Learning from gender research in agriculture

Bangaldesh. Photo: IFPRI, A. Quisumbing

Gender research is still sparse for gender and aquaculture, fisheries and the coasts. Gender studies are a little further advanced in agriculture and natural resource management. Very useful resource materials can be found from the work of the International Food Policy Research Institute (IFPRI), one of the CGIAR Centers. Here are 5 links to IFPRI resources on gender and development.

  1. Gender Toolbox: http://www.ifpri.org/book-20/ourwork/researcharea/gender/gender-tool-box

Includes links to many valuable and essential analytical tools and sex-disaggregated databases and gender-sensitive databases.

2.    Gender and collective action: http://www.ifpri.org/sites/default/files/publications/CAPRIWP64.pdf

CAPRI working paper, 2007, by Lauren Pandolfelli,  Ruth Meinzen-Dick and Stephan Dohrn

‘This paper presents a framework for investigating the intersection of collective action and gender; i.e. how gender-oriented analysis can foster more effective collective action in the context of agriculture and natural resource management and how collective action can be used as a vehicle for gender equity. We begin with definitions of the key concepts and then present three entry points for a gendered analysis of collective action-motivations, effectiveness, and impact on gender equity- vis-à-vis the Institutional Analysis and Development (IAD) framework (Oakerson 1992; Ostrom 1991). At the heart of this framework is the action arena, which is shaped by a host of initial conditions, including asset endowments, vulnerabilities, and legal and governance systems that influence a range of outcomes. Applying a gender lens to this framework, we present an analysis of how women and men experience the initial set of conditions differently and thus, have different motivations and capacities for engaging in collective action. Next, we look at how the gender composition of groups affects the effectiveness of collective action, and finally, at the impact of collective action on gender equity and women’s empowerment. We conclude with a discussion of how this framework can improve our understanding of gender and collective action in order to facilitate more effective collective action while fostering gender equity.’

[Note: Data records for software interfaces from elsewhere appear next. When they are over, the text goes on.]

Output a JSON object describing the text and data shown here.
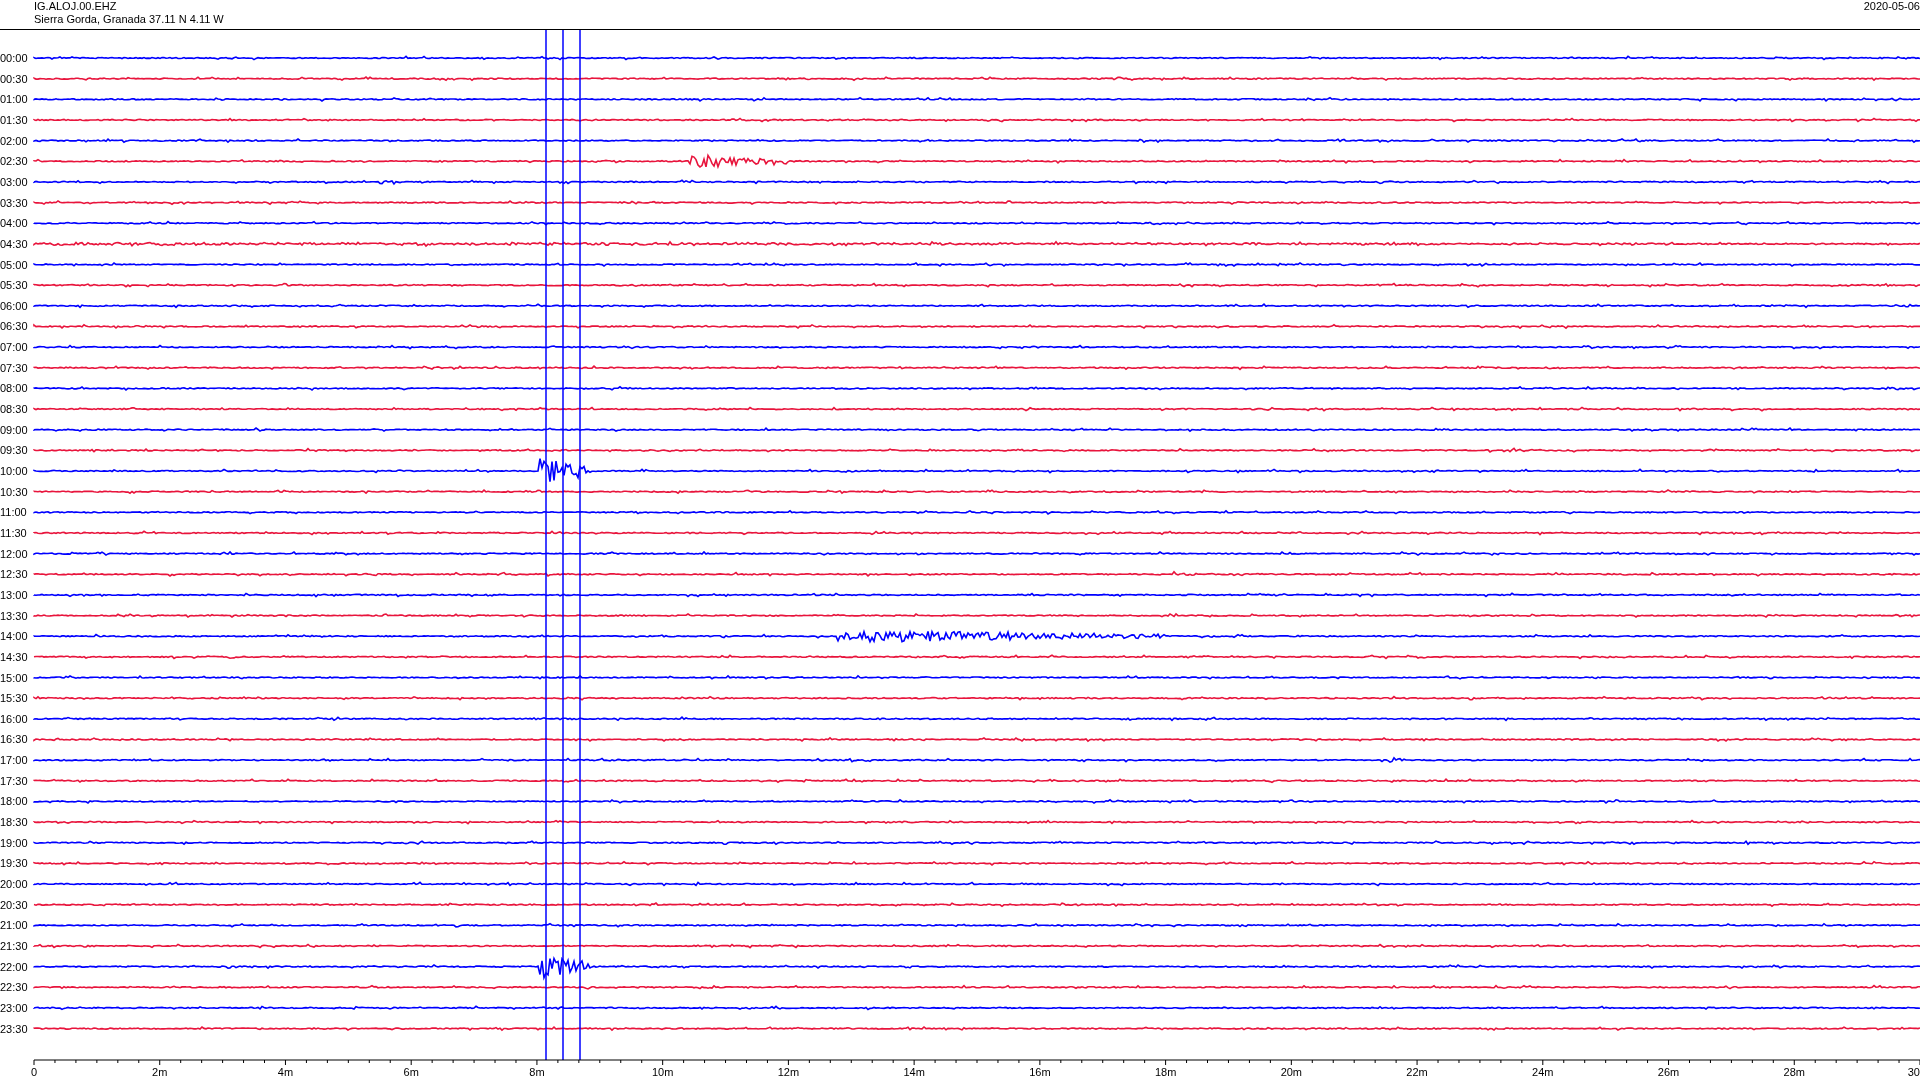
{
  "header": {
    "station": "IG.ALOJ.00.EHZ",
    "location": "Sierra Gorda, Granada  37.11 N 4.11 W",
    "date": "2020-05-06"
  },
  "rows": [
    {
      "time": "00:00",
      "color": "#0000ff"
    },
    {
      "time": "00:30",
      "color": "#e8143c"
    },
    {
      "time": "01:00",
      "color": "#0000ff"
    },
    {
      "time": "01:30",
      "color": "#e8143c"
    },
    {
      "time": "02:00",
      "color": "#0000ff"
    },
    {
      "time": "02:30",
      "color": "#e8143c"
    },
    {
      "time": "03:00",
      "color": "#0000ff"
    },
    {
      "time": "03:30",
      "color": "#e8143c"
    },
    {
      "time": "04:00",
      "color": "#0000ff"
    },
    {
      "time": "04:30",
      "color": "#e8143c"
    },
    {
      "time": "05:00",
      "color": "#0000ff"
    },
    {
      "time": "05:30",
      "color": "#e8143c"
    },
    {
      "time": "06:00",
      "color": "#0000ff"
    },
    {
      "time": "06:30",
      "color": "#e8143c"
    },
    {
      "time": "07:00",
      "color": "#0000ff"
    },
    {
      "time": "07:30",
      "color": "#e8143c"
    },
    {
      "time": "08:00",
      "color": "#0000ff"
    },
    {
      "time": "08:30",
      "color": "#e8143c"
    },
    {
      "time": "09:00",
      "color": "#0000ff"
    },
    {
      "time": "09:30",
      "color": "#e8143c"
    },
    {
      "time": "10:00",
      "color": "#0000ff"
    },
    {
      "time": "10:30",
      "color": "#e8143c"
    },
    {
      "time": "11:00",
      "color": "#0000ff"
    },
    {
      "time": "11:30",
      "color": "#e8143c"
    },
    {
      "time": "12:00",
      "color": "#0000ff"
    },
    {
      "time": "12:30",
      "color": "#e8143c"
    },
    {
      "time": "13:00",
      "color": "#0000ff"
    },
    {
      "time": "13:30",
      "color": "#e8143c"
    },
    {
      "time": "14:00",
      "color": "#0000ff"
    },
    {
      "time": "14:30",
      "color": "#e8143c"
    },
    {
      "time": "15:00",
      "color": "#0000ff"
    },
    {
      "time": "15:30",
      "color": "#e8143c"
    },
    {
      "time": "16:00",
      "color": "#0000ff"
    },
    {
      "time": "16:30",
      "color": "#e8143c"
    },
    {
      "time": "17:00",
      "color": "#0000ff"
    },
    {
      "time": "17:30",
      "color": "#e8143c"
    },
    {
      "time": "18:00",
      "color": "#0000ff"
    },
    {
      "time": "18:30",
      "color": "#e8143c"
    },
    {
      "time": "19:00",
      "color": "#0000ff"
    },
    {
      "time": "19:30",
      "color": "#e8143c"
    },
    {
      "time": "20:00",
      "color": "#0000ff"
    },
    {
      "time": "20:30",
      "color": "#e8143c"
    },
    {
      "time": "21:00",
      "color": "#0000ff"
    },
    {
      "time": "21:30",
      "color": "#e8143c"
    },
    {
      "time": "22:00",
      "color": "#0000ff"
    },
    {
      "time": "22:30",
      "color": "#e8143c"
    },
    {
      "time": "23:00",
      "color": "#0000ff"
    },
    {
      "time": "23:30",
      "color": "#e8143c"
    }
  ],
  "axis": {
    "labels": [
      "0",
      "2m",
      "4m",
      "6m",
      "8m",
      "10m",
      "12m",
      "14m",
      "16m",
      "18m",
      "20m",
      "22m",
      "24m",
      "26m",
      "28m",
      "30"
    ]
  }
}
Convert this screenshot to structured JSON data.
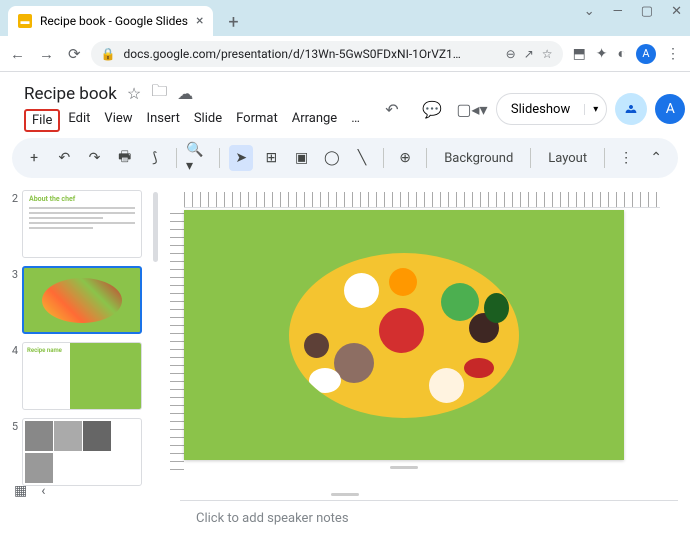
{
  "browser": {
    "tab_title": "Recipe book - Google Slides",
    "url": "docs.google.com/presentation/d/13Wn-5GwS0FDxNI-1OrVZ1…",
    "avatar_letter": "A"
  },
  "app": {
    "doc_title": "Recipe book",
    "menus": [
      "File",
      "Edit",
      "View",
      "Insert",
      "Slide",
      "Format",
      "Arrange",
      "…"
    ],
    "highlighted_menu": "File",
    "slideshow_label": "Slideshow",
    "avatar_letter": "A"
  },
  "toolbar": {
    "background_label": "Background",
    "layout_label": "Layout"
  },
  "thumbnails": [
    {
      "num": "2",
      "type": "text",
      "title": "About the chef"
    },
    {
      "num": "3",
      "type": "food",
      "selected": true
    },
    {
      "num": "4",
      "type": "recipe",
      "title": "Recipe name"
    },
    {
      "num": "5",
      "type": "photos"
    }
  ],
  "notes": {
    "placeholder": "Click to add speaker notes"
  }
}
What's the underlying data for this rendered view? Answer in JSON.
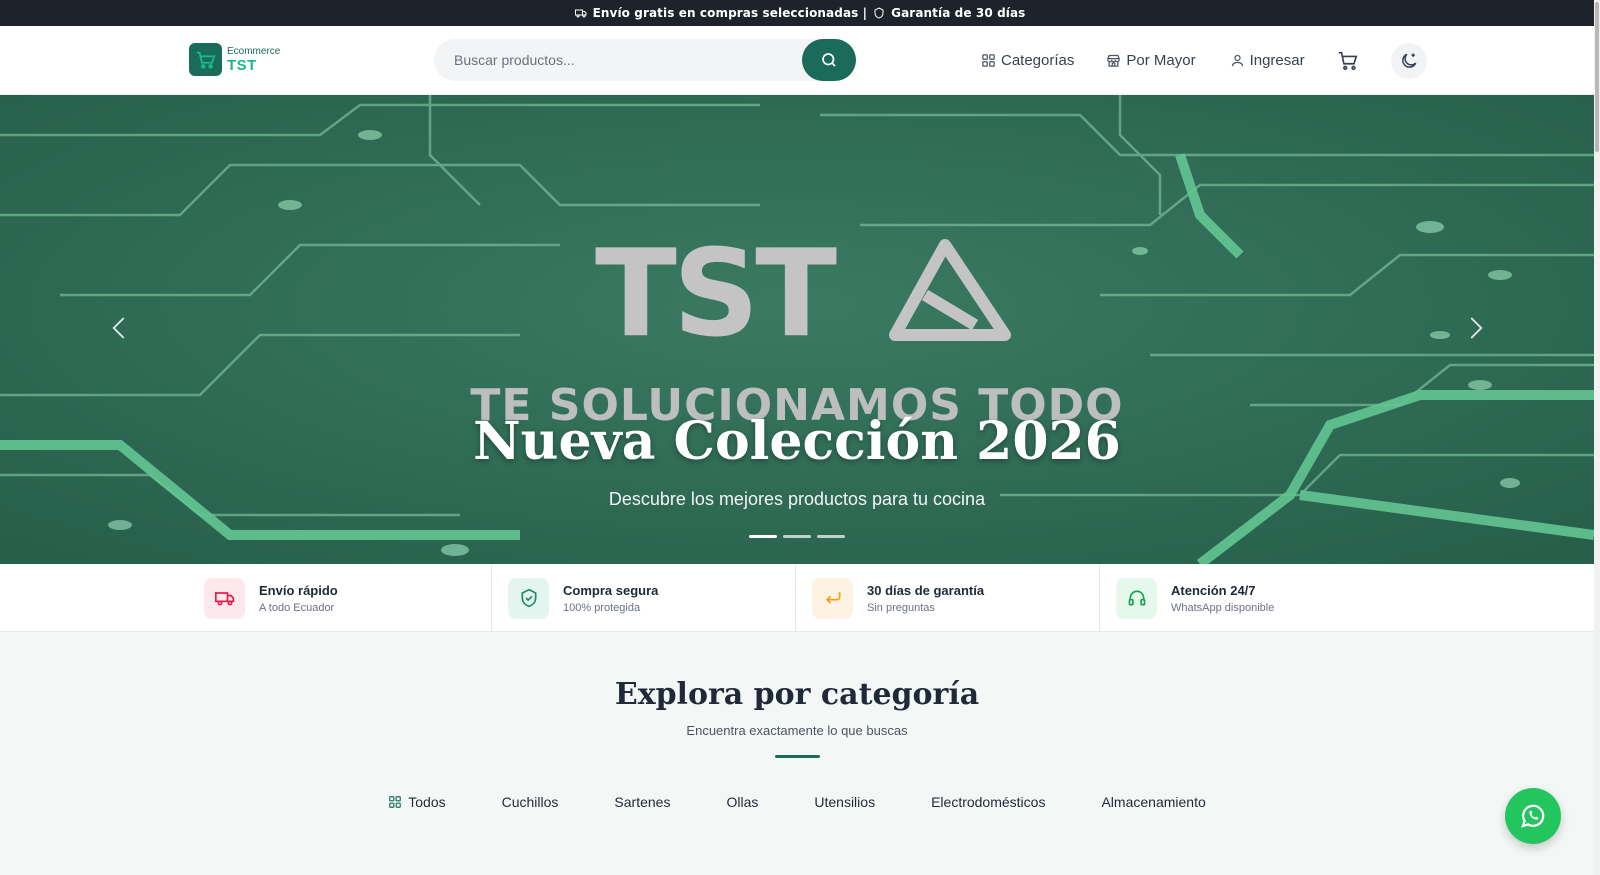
{
  "announce": {
    "text": "Envío gratis en compras seleccionadas | ",
    "guarantee": "Garantía de 30 días"
  },
  "header": {
    "logo_small": "Ecommerce",
    "logo_big": "TST",
    "search_placeholder": "Buscar productos...",
    "nav": {
      "categories": "Categorías",
      "wholesale": "Por Mayor",
      "login": "Ingresar"
    }
  },
  "hero": {
    "brand": "TST",
    "tagline": "TE SOLUCIONAMOS TODO",
    "title": "Nueva Colección 2026",
    "subtitle": "Descubre los mejores productos para tu cocina",
    "slides": 3,
    "active_slide": 1
  },
  "features": [
    {
      "title": "Envío rápido",
      "subtitle": "A todo Ecuador",
      "icon": "truck-icon",
      "color": "#e11d48",
      "bg": "#fde8ec"
    },
    {
      "title": "Compra segura",
      "subtitle": "100% protegida",
      "icon": "shield-check-icon",
      "color": "#1b8a6b",
      "bg": "#e3f5ee"
    },
    {
      "title": "30 días de garantía",
      "subtitle": "Sin preguntas",
      "icon": "return-arrow-icon",
      "color": "#f59e0b",
      "bg": "#fef3e2"
    },
    {
      "title": "Atención 24/7",
      "subtitle": "WhatsApp disponible",
      "icon": "headset-icon",
      "color": "#16a34a",
      "bg": "#e6f7ec"
    }
  ],
  "categories": {
    "title": "Explora por categoría",
    "subtitle": "Encuentra exactamente lo que buscas",
    "tabs": [
      "Todos",
      "Cuchillos",
      "Sartenes",
      "Ollas",
      "Utensilios",
      "Electrodomésticos",
      "Almacenamiento"
    ]
  },
  "colors": {
    "primary": "#1b6b5a",
    "accent": "#19b88a",
    "topbar": "#1e232b",
    "hero_bg": "#2e6d57",
    "whatsapp": "#22c55e"
  }
}
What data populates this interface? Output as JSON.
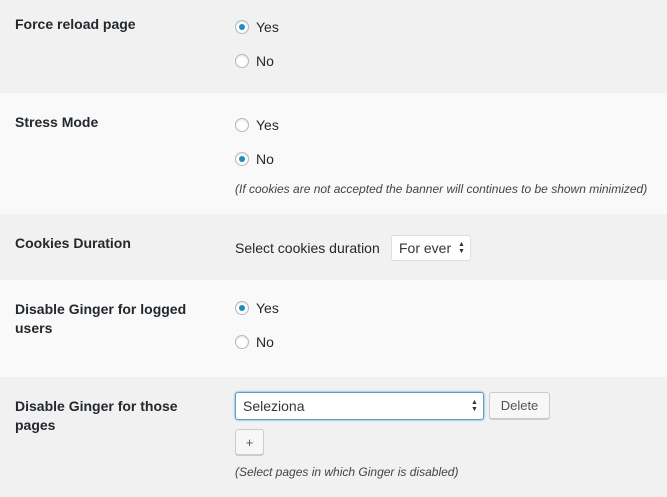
{
  "force_reload": {
    "label": "Force reload page",
    "options": [
      {
        "text": "Yes",
        "checked": true
      },
      {
        "text": "No",
        "checked": false
      }
    ]
  },
  "stress_mode": {
    "label": "Stress Mode",
    "options": [
      {
        "text": "Yes",
        "checked": false
      },
      {
        "text": "No",
        "checked": true
      }
    ],
    "note": "(If cookies are not accepted the banner will continues to be shown minimized)"
  },
  "cookies_duration": {
    "label": "Cookies Duration",
    "prompt": "Select cookies duration",
    "selected": "For ever"
  },
  "disable_logged": {
    "label": "Disable Ginger for logged users",
    "options": [
      {
        "text": "Yes",
        "checked": true
      },
      {
        "text": "No",
        "checked": false
      }
    ]
  },
  "disable_pages": {
    "label": "Disable Ginger for those pages",
    "selected": "Seleziona",
    "delete_label": "Delete",
    "add_label": "+",
    "note": "(Select pages in which Ginger is disabled)"
  },
  "colors": {
    "radio_checked": "#1e8cbe",
    "row_gray": "#f1f1f1",
    "row_light": "#f9f9f9",
    "focus_border": "#5b9dd9"
  }
}
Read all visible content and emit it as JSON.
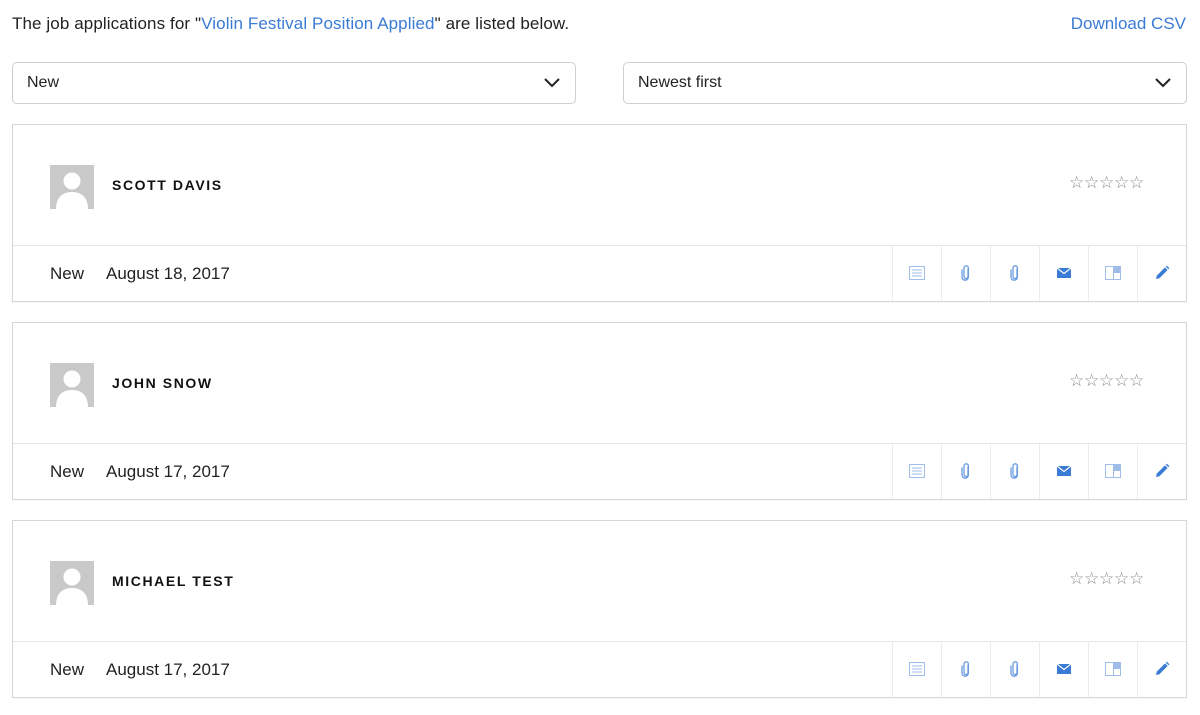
{
  "header": {
    "intro_prefix": "The job applications for \"",
    "job_title": "Violin Festival Position Applied",
    "intro_suffix": "\" are listed below.",
    "download_label": "Download CSV"
  },
  "filters": {
    "status_value": "New",
    "sort_value": "Newest first"
  },
  "applications": [
    {
      "name": "SCOTT DAVIS",
      "status": "New",
      "date": "August 18, 2017",
      "rating": 0
    },
    {
      "name": "JOHN SNOW",
      "status": "New",
      "date": "August 17, 2017",
      "rating": 0
    },
    {
      "name": "MICHAEL TEST",
      "status": "New",
      "date": "August 17, 2017",
      "rating": 0
    }
  ],
  "star_glyph": "☆",
  "action_icons": [
    "list-icon",
    "attachment-icon",
    "attachment-icon",
    "envelope-icon",
    "layout-icon",
    "pencil-icon"
  ],
  "colors": {
    "accent": "#3a7bd5",
    "icon_light": "#9fbde8",
    "avatar_bg": "#c9c9c9"
  }
}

3.   Engendering agriculture and agricultural research: http://www.ifpri.org/publication/engendering-agricultural-research

By Ruth Meinzen-Dick, Agnes Quisumbing, Julia Behrman, Patricia Biermayr-Jenzano, Vicki Wilde, Marco Noordeloos, Catherine Ragasa,  and Nienke Beintema

‘This paper makes a case for gender equity in the agricultural R&D system. It reviews the evidence on exactly why it is important to pay attention to gender issues in agriculture and why it is necessary to recognize women’s distinct food-security roles throughout the entire value chain—for both food and nonfood crops, marketed and nonmarketed commodities. The authors examine whether women are factored into the work of research institutions, and whether research institutions effectively focus on women’s needs. In short, are these institutions conducting research by and for women? The paper’s conceptual framework demonstrates the need to integrate gender into setting agricultural priorities; conducting the research itself; designing, implementing, and adopting extension services; and evaluating their impacts. It concludes with recommendations regarding how to make these suggested changes.’

4.   IFPRI’s work on gender and development: http://www.ifpri.org/book-20/ourwork/researcharea/gender

IFPRI’s main webpage giving a guide to their gender work and related resources.

5.   IFPRI’s contributions to the World Development Report 2012 on Gender Equality and Development: Gender Equity and Development: http://www.ifpri.org/blog/gender-equality-and-development